(App and web page records)
= = = = = = =
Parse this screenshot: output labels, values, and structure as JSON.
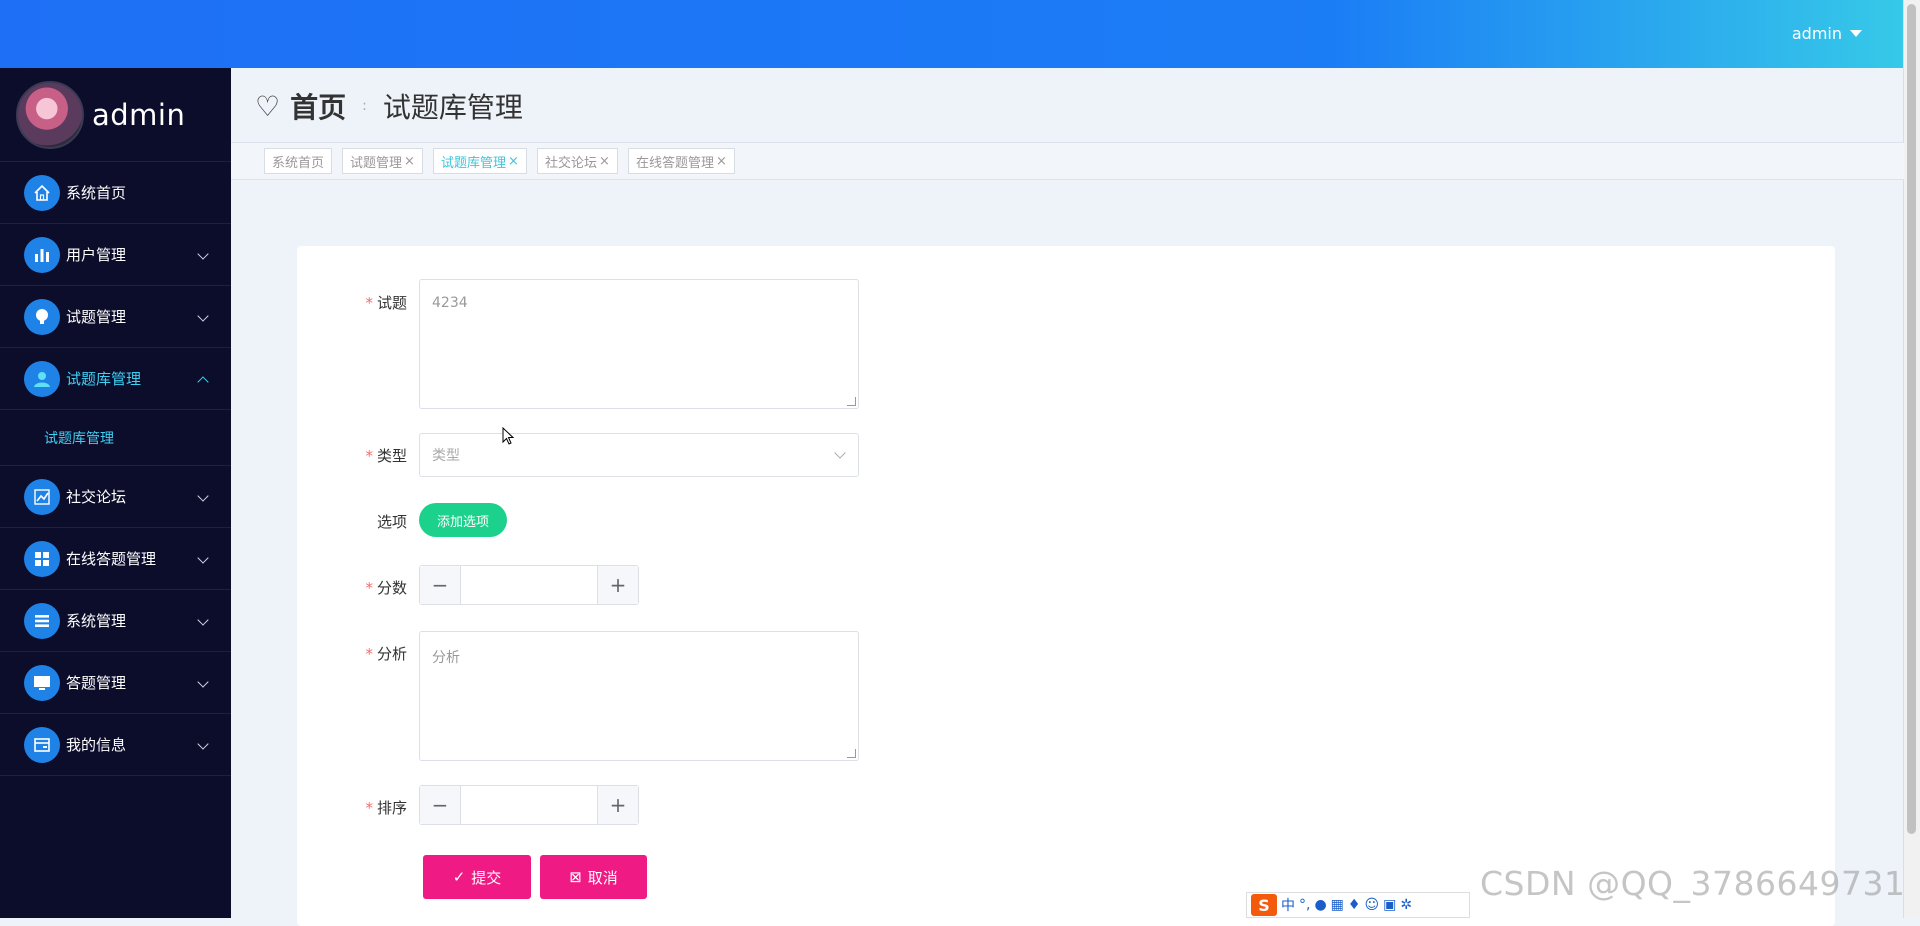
{
  "header": {
    "user": "admin"
  },
  "sidebar": {
    "profile_name": "admin",
    "items": [
      {
        "label": "系统首页",
        "icon": "home-icon",
        "has_children": false
      },
      {
        "label": "用户管理",
        "icon": "bar-chart-icon",
        "has_children": true
      },
      {
        "label": "试题管理",
        "icon": "bulb-icon",
        "has_children": true
      },
      {
        "label": "试题库管理",
        "icon": "user-icon",
        "has_children": true,
        "open": true,
        "children": [
          {
            "label": "试题库管理"
          }
        ]
      },
      {
        "label": "社交论坛",
        "icon": "line-chart-icon",
        "has_children": true
      },
      {
        "label": "在线答题管理",
        "icon": "grid-icon",
        "has_children": true
      },
      {
        "label": "系统管理",
        "icon": "list-icon",
        "has_children": true
      },
      {
        "label": "答题管理",
        "icon": "monitor-icon",
        "has_children": true
      },
      {
        "label": "我的信息",
        "icon": "card-icon",
        "has_children": true
      }
    ]
  },
  "breadcrumb": {
    "home": "首页",
    "current": "试题库管理"
  },
  "tabs": [
    {
      "label": "系统首页",
      "closable": false
    },
    {
      "label": "试题管理",
      "closable": true
    },
    {
      "label": "试题库管理",
      "closable": true,
      "active": true
    },
    {
      "label": "社交论坛",
      "closable": true
    },
    {
      "label": "在线答题管理",
      "closable": true
    }
  ],
  "form": {
    "question_label": "试题",
    "question_value": "4234",
    "type_label": "类型",
    "type_placeholder": "类型",
    "options_label": "选项",
    "add_option_label": "添加选项",
    "score_label": "分数",
    "analysis_label": "分析",
    "analysis_placeholder": "分析",
    "order_label": "排序",
    "submit_label": "提交",
    "cancel_label": "取消"
  },
  "watermark": "CSDN @QQ_3786649731",
  "ime": {
    "mode": "中"
  },
  "colors": {
    "accent": "#1e6ff5",
    "sidebar_bg": "#0c0c2b",
    "active_text": "#3fd0f2",
    "add_button": "#1cd18b",
    "primary_button": "#ef1a83"
  }
}
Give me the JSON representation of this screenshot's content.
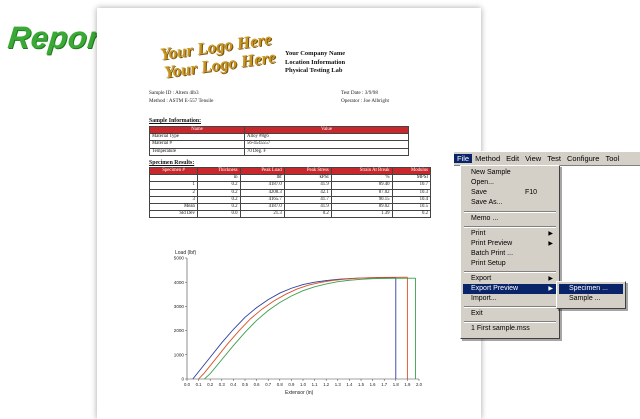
{
  "badge": {
    "title": "Report"
  },
  "report": {
    "logo_lines": [
      "Your Logo Here",
      "Your Logo Here"
    ],
    "company": {
      "name": "Your Company Name",
      "location": "Location Information",
      "lab": "Physical Testing Lab"
    },
    "meta": {
      "sample_id": "Sample ID : Altem 4lb3",
      "method": "Method    : ASTM E-557 Tensile",
      "test_date": "Test Date : 3/9/98",
      "operator": "Operator  : Joe Albright"
    },
    "sample_info": {
      "heading": "Sample Information:",
      "headers": [
        "Name",
        "Value"
      ],
      "rows": [
        [
          "Material Type",
          "Alloy #8g6"
        ],
        [
          "Material #",
          "56-4545557"
        ],
        [
          "Temperature",
          "70 Deg. F"
        ]
      ]
    },
    "specimen_results": {
      "heading": "Specimen Results:",
      "headers": [
        "Specimen #",
        "Thickness",
        "Peak Load",
        "Peak Stress",
        "Strain At Break",
        "Modulus"
      ],
      "units": [
        "",
        "in",
        "lbf",
        "kPSI",
        "%",
        "MPSI"
      ],
      "rows": [
        [
          "1",
          "0.2",
          "4187.0",
          "41.9",
          "89.40",
          "10.7"
        ],
        [
          "2",
          "0.2",
          "4208.3",
          "42.1",
          "87.02",
          "10.3"
        ],
        [
          "3",
          "0.2",
          "4165.7",
          "41.7",
          "90.15",
          "10.4"
        ],
        [
          "Mean",
          "0.2",
          "4187.0",
          "41.9",
          "89.02",
          "10.5"
        ],
        [
          "Std Dev",
          "0.0",
          "21.3",
          "0.2",
          "1.39",
          "0.2"
        ]
      ]
    }
  },
  "chart_data": {
    "type": "line",
    "ylabel": "Load (lbf)",
    "xlabel": "Extensor (in)",
    "ylim": [
      0,
      5000
    ],
    "xlim": [
      0,
      2.0
    ],
    "yticks": [
      "0",
      "1000",
      "2000",
      "3000",
      "4000",
      "5000"
    ],
    "xticks": [
      "0.0",
      "0.1",
      "0.2",
      "0.3",
      "0.4",
      "0.5",
      "0.6",
      "0.7",
      "0.8",
      "0.9",
      "1.0",
      "1.1",
      "1.2",
      "1.3",
      "1.4",
      "1.5",
      "1.6",
      "1.7",
      "1.8",
      "1.9",
      "2.0"
    ],
    "series": [
      {
        "color": "#2c3f9e",
        "break_x": 1.8,
        "points": [
          [
            0.05,
            0
          ],
          [
            0.1,
            300
          ],
          [
            0.2,
            900
          ],
          [
            0.3,
            1500
          ],
          [
            0.4,
            2050
          ],
          [
            0.5,
            2550
          ],
          [
            0.6,
            2950
          ],
          [
            0.7,
            3280
          ],
          [
            0.8,
            3550
          ],
          [
            0.9,
            3750
          ],
          [
            1.0,
            3900
          ],
          [
            1.1,
            4000
          ],
          [
            1.2,
            4070
          ],
          [
            1.3,
            4120
          ],
          [
            1.4,
            4150
          ],
          [
            1.5,
            4170
          ],
          [
            1.6,
            4180
          ],
          [
            1.7,
            4185
          ],
          [
            1.8,
            4187
          ]
        ]
      },
      {
        "color": "#d9502a",
        "break_x": 1.9,
        "points": [
          [
            0.1,
            0
          ],
          [
            0.15,
            250
          ],
          [
            0.25,
            850
          ],
          [
            0.35,
            1450
          ],
          [
            0.45,
            2000
          ],
          [
            0.55,
            2500
          ],
          [
            0.65,
            2900
          ],
          [
            0.75,
            3230
          ],
          [
            0.85,
            3500
          ],
          [
            0.95,
            3720
          ],
          [
            1.05,
            3880
          ],
          [
            1.15,
            3990
          ],
          [
            1.25,
            4070
          ],
          [
            1.35,
            4120
          ],
          [
            1.45,
            4160
          ],
          [
            1.55,
            4180
          ],
          [
            1.65,
            4195
          ],
          [
            1.75,
            4203
          ],
          [
            1.9,
            4208
          ]
        ]
      },
      {
        "color": "#3aa04a",
        "break_x": 1.97,
        "points": [
          [
            0.15,
            0
          ],
          [
            0.2,
            220
          ],
          [
            0.3,
            800
          ],
          [
            0.4,
            1380
          ],
          [
            0.5,
            1930
          ],
          [
            0.6,
            2420
          ],
          [
            0.7,
            2830
          ],
          [
            0.8,
            3160
          ],
          [
            0.9,
            3430
          ],
          [
            1.0,
            3650
          ],
          [
            1.1,
            3810
          ],
          [
            1.2,
            3930
          ],
          [
            1.3,
            4020
          ],
          [
            1.4,
            4080
          ],
          [
            1.5,
            4120
          ],
          [
            1.6,
            4145
          ],
          [
            1.7,
            4157
          ],
          [
            1.8,
            4163
          ],
          [
            1.97,
            4166
          ]
        ]
      }
    ]
  },
  "menubar": {
    "items": [
      "File",
      "Method",
      "Edit",
      "View",
      "Test",
      "Configure",
      "Tool"
    ]
  },
  "file_menu": {
    "items": [
      {
        "label": "New Sample",
        "shortcut": ""
      },
      {
        "label": "Open...",
        "shortcut": ""
      },
      {
        "label": "Save",
        "shortcut": "F10"
      },
      {
        "label": "Save As...",
        "shortcut": ""
      },
      {
        "label": "Memo ...",
        "shortcut": ""
      },
      {
        "label": "Print",
        "shortcut": ""
      },
      {
        "label": "Print Preview",
        "shortcut": ""
      },
      {
        "label": "Batch Print ...",
        "shortcut": ""
      },
      {
        "label": "Print Setup",
        "shortcut": ""
      },
      {
        "label": "Export",
        "shortcut": ""
      },
      {
        "label": "Export Preview",
        "shortcut": ""
      },
      {
        "label": "Import...",
        "shortcut": ""
      },
      {
        "label": "Exit",
        "shortcut": ""
      },
      {
        "label": "1 First sample.mss",
        "shortcut": ""
      }
    ]
  },
  "submenu": {
    "items": [
      "Specimen ...",
      "Sample ..."
    ]
  }
}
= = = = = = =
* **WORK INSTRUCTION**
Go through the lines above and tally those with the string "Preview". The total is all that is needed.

* **RESPONSE TO THIS EXERCISE**
2